In this year’s season, which of course was largely overshadowed by the ongoing pandemic, Tommy Paul drew attention by beating Alexander Zverev in Acapulco and thus securing his first top 10 victory. Paul had also reached the semi-finals in Adelaide and was able to defeat former world No. 3 Grigor Dimitrov in a five-set thriller at the subsequent Australian Open. The American from New Jersey afterwards titled this battle as “the craziest match of his career” so far. Paul is currently on the verge of entering the top 50 in the rankings, being ranked on World No. 59.
His playing style
Paul describes his own playing style as “anything but boring”. He likes to entertain the crowd with high-risk tennis, particularly with the help of his powerful forehand. The 23-year-old American is 6-foot-1 tall and has amazing movement abilities. Therefore, it is also not of great surprise that clay is his best surface statistically. When asked about his strengths on clay, Paul said in an interview with Tennis TourTalk at this week’s Hamburg European Open that he grew up playing on clay and that he thinks that his movement just goes very natural on this surface, which is anything but normal for an American tennis player. Furthermore, he prefers to play on European clay instead of green clay, even though having much more experience on the slippery and faster American clay.
Diego Moyano, a former longtime coach from Paul, openly praised the basic athleticism and much-improved serve from his former protégé in an interview with ESPN back in 2019.
“Paul added about 12 mph to his average serve speed in the late winter of 2017, raising his average speed to roughly 120 mph.
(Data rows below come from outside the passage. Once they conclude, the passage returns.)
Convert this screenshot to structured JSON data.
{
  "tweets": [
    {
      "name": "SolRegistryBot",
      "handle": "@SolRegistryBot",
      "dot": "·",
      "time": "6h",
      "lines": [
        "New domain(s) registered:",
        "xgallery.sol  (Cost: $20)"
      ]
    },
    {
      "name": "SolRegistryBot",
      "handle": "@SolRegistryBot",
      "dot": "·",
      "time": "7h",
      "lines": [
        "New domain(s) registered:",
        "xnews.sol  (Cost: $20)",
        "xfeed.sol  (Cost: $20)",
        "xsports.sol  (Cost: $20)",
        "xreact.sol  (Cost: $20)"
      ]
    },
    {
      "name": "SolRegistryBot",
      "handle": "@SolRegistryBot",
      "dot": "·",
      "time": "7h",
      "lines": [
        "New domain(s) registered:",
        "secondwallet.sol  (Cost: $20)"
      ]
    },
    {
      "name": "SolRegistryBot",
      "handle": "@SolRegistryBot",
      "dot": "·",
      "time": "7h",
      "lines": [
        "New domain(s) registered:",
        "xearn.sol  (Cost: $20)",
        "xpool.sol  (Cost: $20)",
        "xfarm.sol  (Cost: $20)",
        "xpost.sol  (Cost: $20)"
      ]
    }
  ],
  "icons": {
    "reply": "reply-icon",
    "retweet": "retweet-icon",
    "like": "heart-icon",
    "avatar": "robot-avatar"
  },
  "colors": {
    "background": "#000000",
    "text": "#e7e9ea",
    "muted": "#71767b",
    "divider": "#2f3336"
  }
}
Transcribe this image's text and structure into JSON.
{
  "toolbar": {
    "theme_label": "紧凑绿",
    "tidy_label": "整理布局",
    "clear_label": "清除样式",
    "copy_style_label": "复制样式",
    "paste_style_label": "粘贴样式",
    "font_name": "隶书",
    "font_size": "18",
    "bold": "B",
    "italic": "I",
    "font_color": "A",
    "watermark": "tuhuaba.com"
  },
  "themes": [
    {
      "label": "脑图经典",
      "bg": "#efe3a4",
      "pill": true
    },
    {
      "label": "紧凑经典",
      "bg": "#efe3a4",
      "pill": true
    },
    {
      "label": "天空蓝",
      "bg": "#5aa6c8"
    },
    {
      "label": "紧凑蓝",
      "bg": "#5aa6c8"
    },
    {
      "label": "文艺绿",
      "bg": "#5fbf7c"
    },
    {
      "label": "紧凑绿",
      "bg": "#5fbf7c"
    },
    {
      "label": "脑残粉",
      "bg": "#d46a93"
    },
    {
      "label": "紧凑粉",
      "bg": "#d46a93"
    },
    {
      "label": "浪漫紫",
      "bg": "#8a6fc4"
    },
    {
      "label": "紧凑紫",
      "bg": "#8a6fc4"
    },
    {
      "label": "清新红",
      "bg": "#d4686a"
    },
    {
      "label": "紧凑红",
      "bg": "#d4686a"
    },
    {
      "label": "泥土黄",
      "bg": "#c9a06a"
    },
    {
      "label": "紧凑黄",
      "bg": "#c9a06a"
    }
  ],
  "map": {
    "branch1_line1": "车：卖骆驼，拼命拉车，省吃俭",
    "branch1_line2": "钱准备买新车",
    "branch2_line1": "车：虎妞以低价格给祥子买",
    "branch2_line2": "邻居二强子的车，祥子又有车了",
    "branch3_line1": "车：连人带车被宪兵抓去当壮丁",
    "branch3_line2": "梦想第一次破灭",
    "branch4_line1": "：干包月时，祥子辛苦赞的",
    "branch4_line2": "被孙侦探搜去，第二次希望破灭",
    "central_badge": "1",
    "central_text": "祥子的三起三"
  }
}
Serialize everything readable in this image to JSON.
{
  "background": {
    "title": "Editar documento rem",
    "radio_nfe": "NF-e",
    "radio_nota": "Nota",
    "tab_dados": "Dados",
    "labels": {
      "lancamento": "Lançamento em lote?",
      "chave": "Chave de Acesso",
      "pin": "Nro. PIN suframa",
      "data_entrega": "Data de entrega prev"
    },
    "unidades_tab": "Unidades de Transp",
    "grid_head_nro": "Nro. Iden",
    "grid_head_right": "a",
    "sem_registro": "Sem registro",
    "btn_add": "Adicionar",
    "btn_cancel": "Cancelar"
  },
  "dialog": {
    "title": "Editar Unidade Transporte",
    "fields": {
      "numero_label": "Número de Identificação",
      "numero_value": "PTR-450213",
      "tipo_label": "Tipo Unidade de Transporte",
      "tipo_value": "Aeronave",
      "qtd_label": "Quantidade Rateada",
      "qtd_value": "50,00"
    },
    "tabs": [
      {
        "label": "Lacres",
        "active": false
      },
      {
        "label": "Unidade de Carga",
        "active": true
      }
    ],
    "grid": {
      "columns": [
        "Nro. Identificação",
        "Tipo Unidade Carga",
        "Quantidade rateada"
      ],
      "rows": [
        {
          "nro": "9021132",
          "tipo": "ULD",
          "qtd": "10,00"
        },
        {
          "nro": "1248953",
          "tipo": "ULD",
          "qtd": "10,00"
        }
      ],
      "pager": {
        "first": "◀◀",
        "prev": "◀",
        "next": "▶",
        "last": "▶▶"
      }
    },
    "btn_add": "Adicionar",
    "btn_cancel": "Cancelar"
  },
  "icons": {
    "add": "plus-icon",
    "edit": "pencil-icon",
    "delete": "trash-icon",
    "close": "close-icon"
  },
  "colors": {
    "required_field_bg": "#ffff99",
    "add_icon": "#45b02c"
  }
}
He tops out at around 135 mph.”
Despite his bigger success on clay, Paul describes himself as an all-round player. He does not prefer any surface over others and has also proven that he can be competitive at a high level on every ground. He has great variation in his game and also does not shy away from visiting the net. His lack of composure and his shot selection, which is often a bit too risky or gambling, has so far prevented him from taking the next big step on the main tour.